Gadget review by Rob P.
I’ll admit that I shed a tiny tear when Mad Catz went into administration in 2017. It’s not that their products were always the best – although I’d argue that their fight sticks and the RAT range of mice were right up there – but that no other manufacturer offered the same combination of crazy innovations, wacky ideas and kick-ass attitude. The world of peripherals has been a quieter place without them.
But now Mad Catz are back for a fresh start. It’s more of a remake than a reboot, as the new company comes straight out of Hong Kong and has severed ties with Mad Catz’ older, legacy products. Instead, they’re offering an entirely new product range which builds on the design successes of the past and heads out in some new and interesting directions. Judging by the STRIKE 2 Membrane Gaming Keyboard, that’s a very good thing indeed.
The first thing that’s noticeable about the STRIKE 2 is just how well-built it is. Previous-generation Mad Catz products could be a bit squeaky around the edges, but this is an entirely different beast. Even through it’s pitched as an entry-level keyboard, there’s pleasing degree of quality on show. Two chunky pieces of injection-moulded plastic form the frame of the unit, but they’re capped with a toughened aluminium faceplate and a frameless spill-resistant keyset. The on-key lighting is superbly even throughout, and the keys themselves feel solid and durable. There’s some cost-saving on show in the USB cabling, which is PVC rather than braided, but that’s my only quibble. Overall, the visual impact of the STRIKE 2 is far greater than the budget price they’re charging for it.
The STRIKE 2 is based around rubber-membrane technology, so it’s no surprise that the key action is softer than you’d find on pricier mechanical models. We reviewed the Roccat Suora FX a few months ago and, although that unit looks superficially similar to the STRIKE 2, the keyset feels entirely different. On the STRIKE 2, the keys have a duller action with a far less perky response, making typing documents and emails something of a chore. However, I found that gaming on the STRIKE 2 was a breeze. The more deliberate action caused me to make fewer mistakes when playing fast-paced games like Rainbow Six Siege, and the moderate level of resistance makes it easy to hold keys down for long periods. The STRIKE 2 also features anti-ghosting on the main gaming keys, so you should be able to press a whole bunch at the same time and they’ll all register. Although this functionality is more limited than you’ll find on higher-end keyboards, it’s plenty for casual gamers.
Another of the STRIKE 2’s likeable features is its lighting. The frameless design means that each key is raised above the keyboard bed so that the illumination shines around each key as well as through it. Unfortunately, the lighting is restricted to nine pre-set patterns. Some of these are repeated and some, like the flashing effect, aren’t much use for gaming except to show off.
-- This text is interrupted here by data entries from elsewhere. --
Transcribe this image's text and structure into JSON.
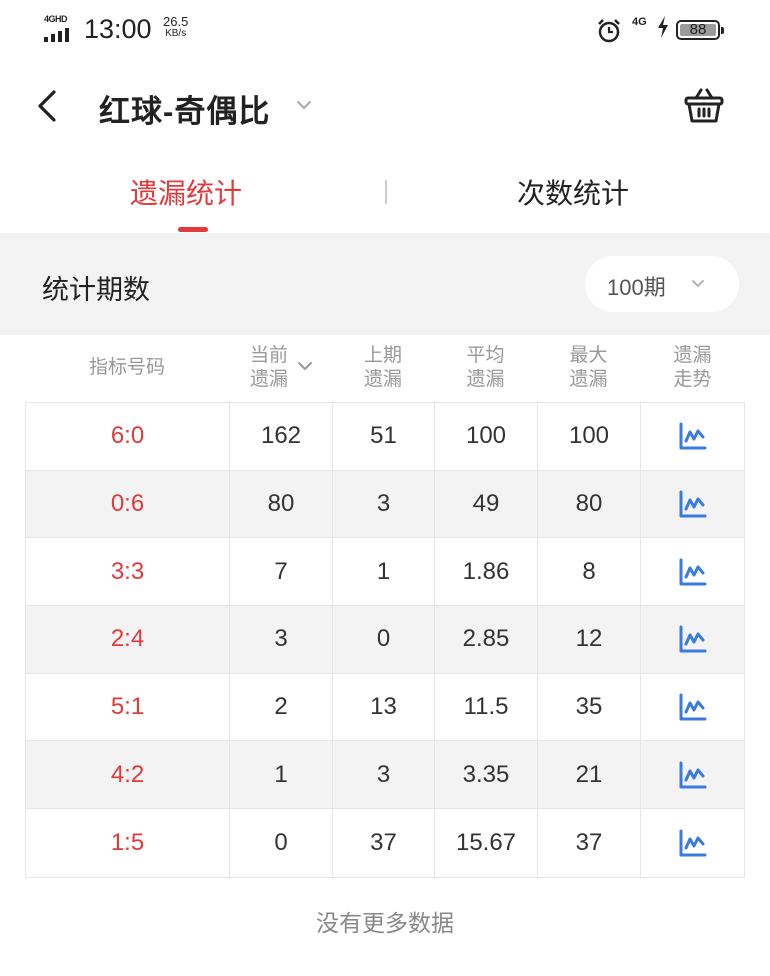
{
  "status_bar": {
    "network_label": "4GHD",
    "time": "13:00",
    "speed_value": "26.5",
    "speed_unit": "KB/s",
    "mobile_label": "4G",
    "battery": "88"
  },
  "header": {
    "title": "红球-奇偶比"
  },
  "tabs": {
    "active": "遗漏统计",
    "other": "次数统计"
  },
  "period": {
    "label": "统计期数",
    "value": "100期"
  },
  "table": {
    "headers": [
      {
        "l1": "指标号码",
        "l2": ""
      },
      {
        "l1": "当前",
        "l2": "遗漏"
      },
      {
        "l1": "上期",
        "l2": "遗漏"
      },
      {
        "l1": "平均",
        "l2": "遗漏"
      },
      {
        "l1": "最大",
        "l2": "遗漏"
      },
      {
        "l1": "遗漏",
        "l2": "走势"
      }
    ],
    "rows": [
      {
        "ratio": "6:0",
        "current": "162",
        "last": "51",
        "avg": "100",
        "max": "100"
      },
      {
        "ratio": "0:6",
        "current": "80",
        "last": "3",
        "avg": "49",
        "max": "80"
      },
      {
        "ratio": "3:3",
        "current": "7",
        "last": "1",
        "avg": "1.86",
        "max": "8"
      },
      {
        "ratio": "2:4",
        "current": "3",
        "last": "0",
        "avg": "2.85",
        "max": "12"
      },
      {
        "ratio": "5:1",
        "current": "2",
        "last": "13",
        "avg": "11.5",
        "max": "35"
      },
      {
        "ratio": "4:2",
        "current": "1",
        "last": "3",
        "avg": "3.35",
        "max": "21"
      },
      {
        "ratio": "1:5",
        "current": "0",
        "last": "37",
        "avg": "15.67",
        "max": "37"
      }
    ]
  },
  "footer": {
    "no_more": "没有更多数据"
  },
  "colors": {
    "accent": "#e23a3a",
    "trend_icon": "#3a7be2"
  }
}
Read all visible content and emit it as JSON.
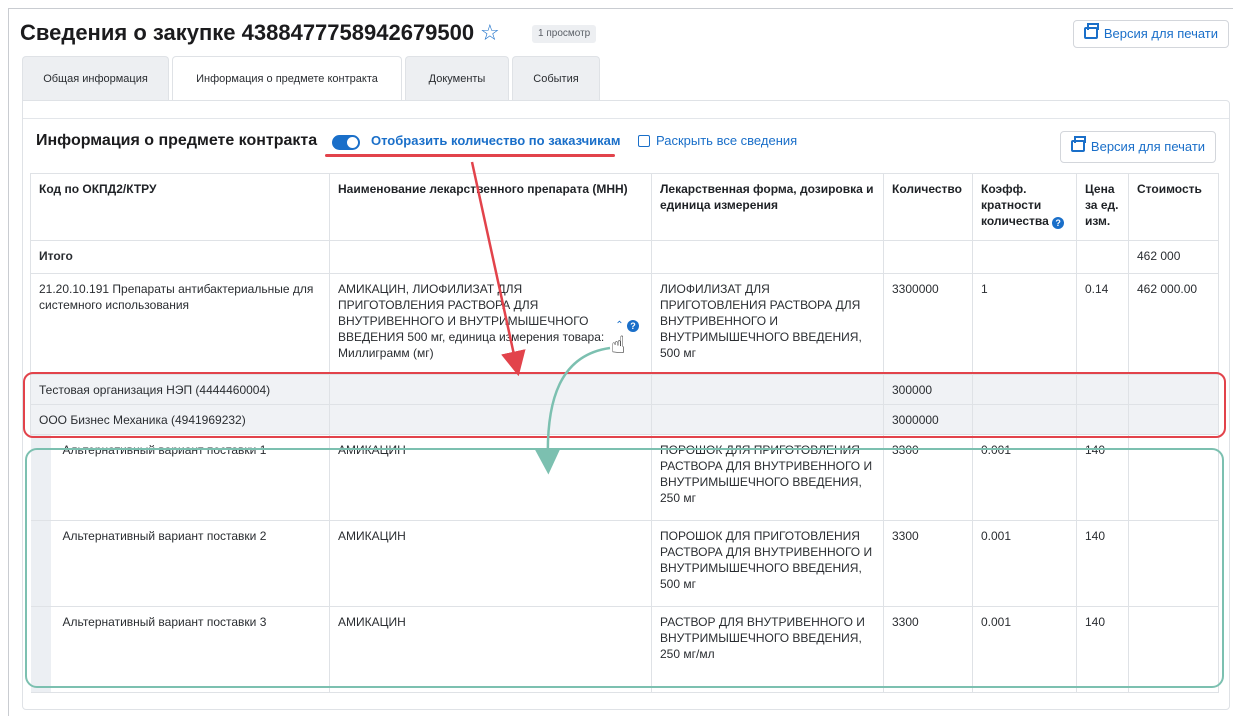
{
  "header": {
    "title": "Сведения о закупке 4388477758942679500",
    "views": "1 просмотр",
    "print_label": "Версия для печати"
  },
  "tabs": [
    {
      "label": "Общая информация",
      "active": false
    },
    {
      "label": "Информация о предмете контракта",
      "active": true
    },
    {
      "label": "Документы",
      "active": false
    },
    {
      "label": "События",
      "active": false
    }
  ],
  "section": {
    "title": "Информация о предмете контракта",
    "toggle_label": "Отобразить количество по заказчикам",
    "toggle_on": true,
    "expand_label": "Раскрыть все сведения",
    "print_label": "Версия для печати"
  },
  "table": {
    "headers": [
      "Код по ОКПД2/КТРУ",
      "Наименование лекарственного препарата (МНН)",
      "Лекарственная форма, дозировка и единица измерения",
      "Количество",
      "Коэфф. кратности количества",
      "Цена за ед. изм.",
      "Стоимость"
    ],
    "total": {
      "label": "Итого",
      "cost": "462 000"
    },
    "main": {
      "code": "21.20.10.191 Препараты антибактериальные для системного использования",
      "name": "АМИКАЦИН, ЛИОФИЛИЗАТ ДЛЯ ПРИГОТОВЛЕНИЯ РАСТВОРА ДЛЯ ВНУТРИВЕННОГО И ВНУТРИМЫШЕЧНОГО ВВЕДЕНИЯ 500 мг, единица измерения товара: Миллиграмм (мг)",
      "form": "ЛИОФИЛИЗАТ ДЛЯ ПРИГОТОВЛЕНИЯ РАСТВОРА ДЛЯ ВНУТРИВЕННОГО И ВНУТРИМЫШЕЧНОГО ВВЕДЕНИЯ, 500 мг",
      "qty": "3300000",
      "coef": "1",
      "price": "0.14",
      "cost": "462 000.00"
    },
    "customers": [
      {
        "name": "Тестовая организация НЭП (4444460004)",
        "qty": "300000"
      },
      {
        "name": "ООО Бизнес Механика (4941969232)",
        "qty": "3000000"
      }
    ],
    "alternatives": [
      {
        "label": "Альтернативный вариант поставки 1",
        "name": "АМИКАЦИН",
        "form": "ПОРОШОК ДЛЯ ПРИГОТОВЛЕНИЯ РАСТВОРА ДЛЯ ВНУТРИВЕННОГО И ВНУТРИМЫШЕЧНОГО ВВЕДЕНИЯ, 250 мг",
        "qty": "3300",
        "coef": "0.001",
        "price": "140"
      },
      {
        "label": "Альтернативный вариант поставки 2",
        "name": "АМИКАЦИН",
        "form": "ПОРОШОК ДЛЯ ПРИГОТОВЛЕНИЯ РАСТВОРА ДЛЯ ВНУТРИВЕННОГО И ВНУТРИМЫШЕЧНОГО ВВЕДЕНИЯ, 500 мг",
        "qty": "3300",
        "coef": "0.001",
        "price": "140"
      },
      {
        "label": "Альтернативный вариант поставки 3",
        "name": "АМИКАЦИН",
        "form": "РАСТВОР ДЛЯ ВНУТРИВЕННОГО И ВНУТРИМЫШЕЧНОГО ВВЕДЕНИЯ, 250 мг/мл",
        "qty": "3300",
        "coef": "0.001",
        "price": "140"
      }
    ]
  },
  "colors": {
    "accent": "#1a6fc9",
    "annotation_red": "#e2434b",
    "annotation_green": "#7cc0b0"
  }
}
Also, in contrast to most other dedicated gaming keyboards, you’re not able to program your own lighting effects. However, some of the preset patterns are impressive, and once you’ve found one you like you’ll benefit from an in-your-face lightshow that’s impossible to ignore.
Unusually, the STRIKE 2 is a pure plug-and-play device, so there’s no option to set up macros, hotkeys or specific game profiles. Again, this is something that’s standard on most gaming keyboards, but it’s worth noting that software is the Achilles’ heel of many a hardware manufacturer; for a device at this price point, it’s probably better to provide no software than to do a poor job of it. Instead, Mad Catz have built media, Internet, lighting and volume controls as secondary functions on the standard keys. It works well, and if you’ve never opened a peripheral’s driver software in your life you’ll probably appreciate the simplicity. However, if you’re a master tinkerer then you should look elsewhere.
Although I’ve spent much of this review pointing out areas where this keyboard isn’t as impressive as costlier counterparts, I can honestly say I’ve enjoyed my time with the STRIKE 2. Yes, it has limited lighting options, but the inbuilt lighting patterns look absolutely great. And yes, it’s based on a membrane rather than mechanical switches, but the key action still works very well in games. It may not have all the bells and whistles, but it’s cheap, it’s solidly built, and it does the basics very well indeed. For all its simplicity, this is one of my favourite keyboards of this year.
– Rob P.